WHAT YOU WILL DO:
Output a faithful copy of the entries, every picture removed.

⟨

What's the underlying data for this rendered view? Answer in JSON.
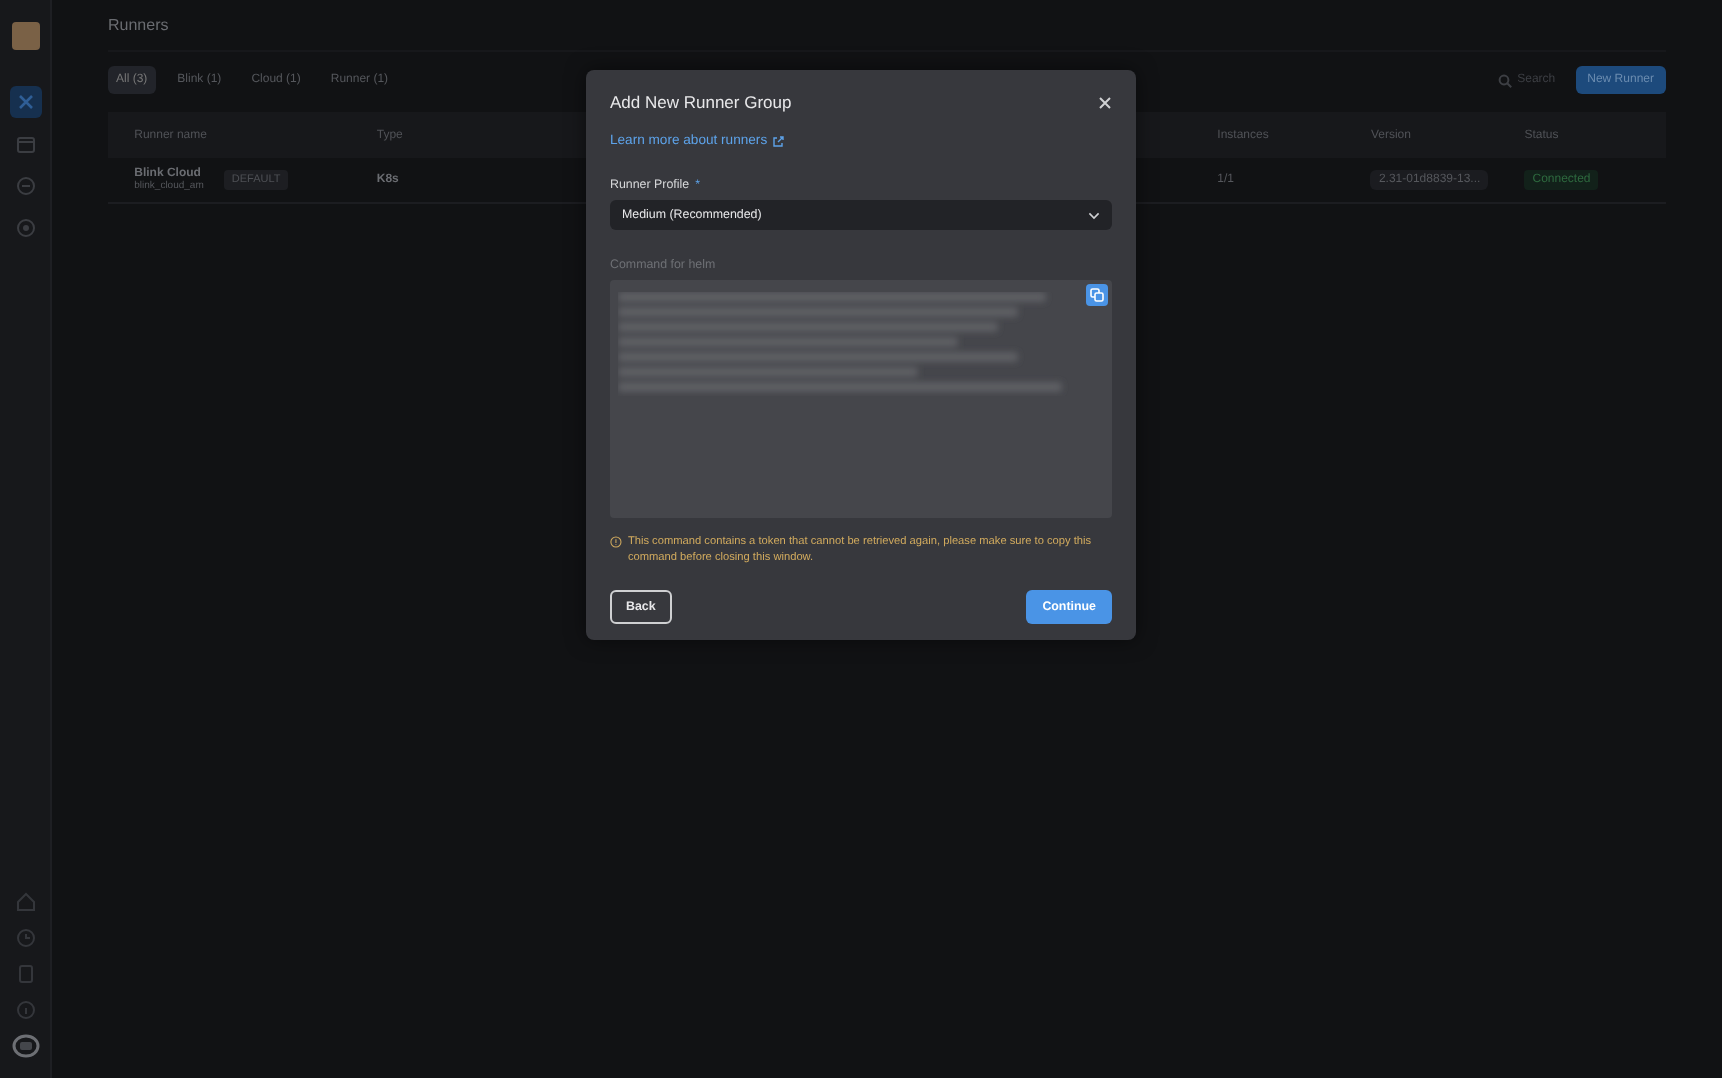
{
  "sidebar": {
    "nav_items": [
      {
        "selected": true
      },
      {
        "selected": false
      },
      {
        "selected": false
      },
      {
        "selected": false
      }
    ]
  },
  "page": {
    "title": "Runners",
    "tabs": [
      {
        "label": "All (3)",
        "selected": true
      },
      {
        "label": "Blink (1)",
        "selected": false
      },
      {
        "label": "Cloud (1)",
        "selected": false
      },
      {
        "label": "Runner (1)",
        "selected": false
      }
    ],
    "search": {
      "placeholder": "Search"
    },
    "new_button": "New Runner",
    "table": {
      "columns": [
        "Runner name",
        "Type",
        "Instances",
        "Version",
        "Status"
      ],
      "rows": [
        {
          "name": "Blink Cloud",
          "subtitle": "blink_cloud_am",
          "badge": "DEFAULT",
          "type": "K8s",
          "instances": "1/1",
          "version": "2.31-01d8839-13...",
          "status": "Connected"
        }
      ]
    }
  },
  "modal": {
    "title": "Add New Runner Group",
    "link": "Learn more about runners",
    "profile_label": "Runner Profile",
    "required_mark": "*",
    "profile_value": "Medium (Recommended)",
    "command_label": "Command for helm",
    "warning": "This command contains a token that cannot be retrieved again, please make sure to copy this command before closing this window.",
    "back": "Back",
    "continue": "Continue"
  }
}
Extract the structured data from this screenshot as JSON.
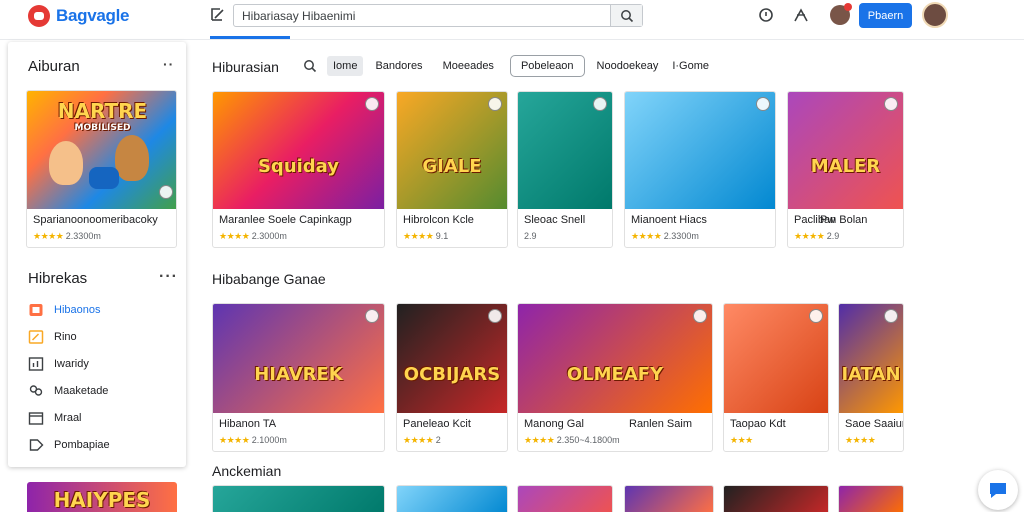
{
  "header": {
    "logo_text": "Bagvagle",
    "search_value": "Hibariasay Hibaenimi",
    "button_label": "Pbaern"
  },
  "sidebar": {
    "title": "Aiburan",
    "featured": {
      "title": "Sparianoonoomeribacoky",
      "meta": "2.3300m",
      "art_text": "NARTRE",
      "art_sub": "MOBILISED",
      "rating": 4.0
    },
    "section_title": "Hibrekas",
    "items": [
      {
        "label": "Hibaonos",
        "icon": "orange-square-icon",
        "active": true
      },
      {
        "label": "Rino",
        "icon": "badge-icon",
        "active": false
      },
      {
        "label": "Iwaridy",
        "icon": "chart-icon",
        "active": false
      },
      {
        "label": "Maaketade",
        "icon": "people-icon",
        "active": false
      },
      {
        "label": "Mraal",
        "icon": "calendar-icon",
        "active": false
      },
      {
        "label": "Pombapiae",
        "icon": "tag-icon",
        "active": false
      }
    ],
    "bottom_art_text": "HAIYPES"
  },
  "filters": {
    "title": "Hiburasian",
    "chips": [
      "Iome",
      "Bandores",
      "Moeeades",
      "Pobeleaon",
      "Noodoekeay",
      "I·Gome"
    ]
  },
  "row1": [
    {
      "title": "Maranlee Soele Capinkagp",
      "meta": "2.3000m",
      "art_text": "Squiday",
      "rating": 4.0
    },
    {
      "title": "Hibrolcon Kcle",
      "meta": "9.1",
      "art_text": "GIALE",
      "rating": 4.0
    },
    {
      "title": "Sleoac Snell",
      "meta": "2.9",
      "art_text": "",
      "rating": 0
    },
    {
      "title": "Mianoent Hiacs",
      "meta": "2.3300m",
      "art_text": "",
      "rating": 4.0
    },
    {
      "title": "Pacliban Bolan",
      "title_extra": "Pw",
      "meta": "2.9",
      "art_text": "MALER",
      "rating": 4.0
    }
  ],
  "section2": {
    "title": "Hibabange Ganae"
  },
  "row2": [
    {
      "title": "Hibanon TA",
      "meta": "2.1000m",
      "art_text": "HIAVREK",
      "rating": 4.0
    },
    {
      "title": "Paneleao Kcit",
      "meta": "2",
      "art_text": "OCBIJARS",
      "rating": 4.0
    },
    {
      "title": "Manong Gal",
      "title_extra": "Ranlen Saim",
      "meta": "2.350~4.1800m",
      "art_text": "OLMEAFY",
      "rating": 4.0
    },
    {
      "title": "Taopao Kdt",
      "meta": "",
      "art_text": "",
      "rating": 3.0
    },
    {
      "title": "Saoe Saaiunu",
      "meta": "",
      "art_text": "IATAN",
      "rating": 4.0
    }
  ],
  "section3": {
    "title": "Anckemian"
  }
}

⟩

OUTPUT OF THE TASK:
What's the underlying data for this rendered view? Answer in JSON.
{
  "sidebar": {
    "nav_items": [
      {
        "selected": true
      },
      {
        "selected": false
      },
      {
        "selected": false
      },
      {
        "selected": false
      }
    ]
  },
  "page": {
    "title": "Runners",
    "tabs": [
      {
        "label": "All (3)",
        "selected": true
      },
      {
        "label": "Blink (1)",
        "selected": false
      },
      {
        "label": "Cloud (1)",
        "selected": false
      },
      {
        "label": "Runner (1)",
        "selected": false
      }
    ],
    "search": {
      "placeholder": "Search"
    },
    "new_button": "New Runner",
    "table": {
      "columns": [
        "Runner name",
        "Type",
        "Instances",
        "Version",
        "Status"
      ],
      "rows": [
        {
          "name": "Blink Cloud",
          "subtitle": "blink_cloud_am",
          "badge": "DEFAULT",
          "type": "K8s",
          "instances": "1/1",
          "version": "2.31-01d8839-13...",
          "status": "Connected"
        }
      ]
    }
  },
  "modal": {
    "title": "Add New Runner Group",
    "link": "Learn more about runners",
    "profile_label": "Runner Profile",
    "required_mark": "*",
    "profile_value": "Medium (Recommended)",
    "command_label": "Command for helm",
    "warning": "This command contains a token that cannot be retrieved again, please make sure to copy this command before closing this window.",
    "back": "Back",
    "continue": "Continue"
  }
}
Extract the structured data from this screenshot as JSON.
{
  "header": {
    "logo_text": "Bagvagle",
    "search_value": "Hibariasay Hibaenimi",
    "button_label": "Pbaern"
  },
  "sidebar": {
    "title": "Aiburan",
    "featured": {
      "title": "Sparianoonoomeribacoky",
      "meta": "2.3300m",
      "art_text": "NARTRE",
      "art_sub": "MOBILISED",
      "rating": 4.0
    },
    "section_title": "Hibrekas",
    "items": [
      {
        "label": "Hibaonos",
        "icon": "orange-square-icon",
        "active": true
      },
      {
        "label": "Rino",
        "icon": "badge-icon",
        "active": false
      },
      {
        "label": "Iwaridy",
        "icon": "chart-icon",
        "active": false
      },
      {
        "label": "Maaketade",
        "icon": "people-icon",
        "active": false
      },
      {
        "label": "Mraal",
        "icon": "calendar-icon",
        "active": false
      },
      {
        "label": "Pombapiae",
        "icon": "tag-icon",
        "active": false
      }
    ],
    "bottom_art_text": "HAIYPES"
  },
  "filters": {
    "title": "Hiburasian",
    "chips": [
      "Iome",
      "Bandores",
      "Moeeades",
      "Pobeleaon",
      "Noodoekeay",
      "I·Gome"
    ]
  },
  "row1": [
    {
      "title": "Maranlee Soele Capinkagp",
      "meta": "2.3000m",
      "art_text": "Squiday",
      "rating": 4.0
    },
    {
      "title": "Hibrolcon Kcle",
      "meta": "9.1",
      "art_text": "GIALE",
      "rating": 4.0
    },
    {
      "title": "Sleoac Snell",
      "meta": "2.9",
      "art_text": "",
      "rating": 0
    },
    {
      "title": "Mianoent Hiacs",
      "meta": "2.3300m",
      "art_text": "",
      "rating": 4.0
    },
    {
      "title": "Pacliban Bolan",
      "title_extra": "Pw",
      "meta": "2.9",
      "art_text": "MALER",
      "rating": 4.0
    }
  ],
  "section2": {
    "title": "Hibabange Ganae"
  },
  "row2": [
    {
      "title": "Hibanon TA",
      "meta": "2.1000m",
      "art_text": "HIAVREK",
      "rating": 4.0
    },
    {
      "title": "Paneleao Kcit",
      "meta": "2",
      "art_text": "OCBIJARS",
      "rating": 4.0
    },
    {
      "title": "Manong Gal",
      "title_extra": "Ranlen Saim",
      "meta": "2.350~4.1800m",
      "art_text": "OLMEAFY",
      "rating": 4.0
    },
    {
      "title": "Taopao Kdt",
      "meta": "",
      "art_text": "",
      "rating": 3.0
    },
    {
      "title": "Saoe Saaiunu",
      "meta": "",
      "art_text": "IATAN",
      "rating": 4.0
    }
  ],
  "section3": {
    "title": "Anckemian"
  }
}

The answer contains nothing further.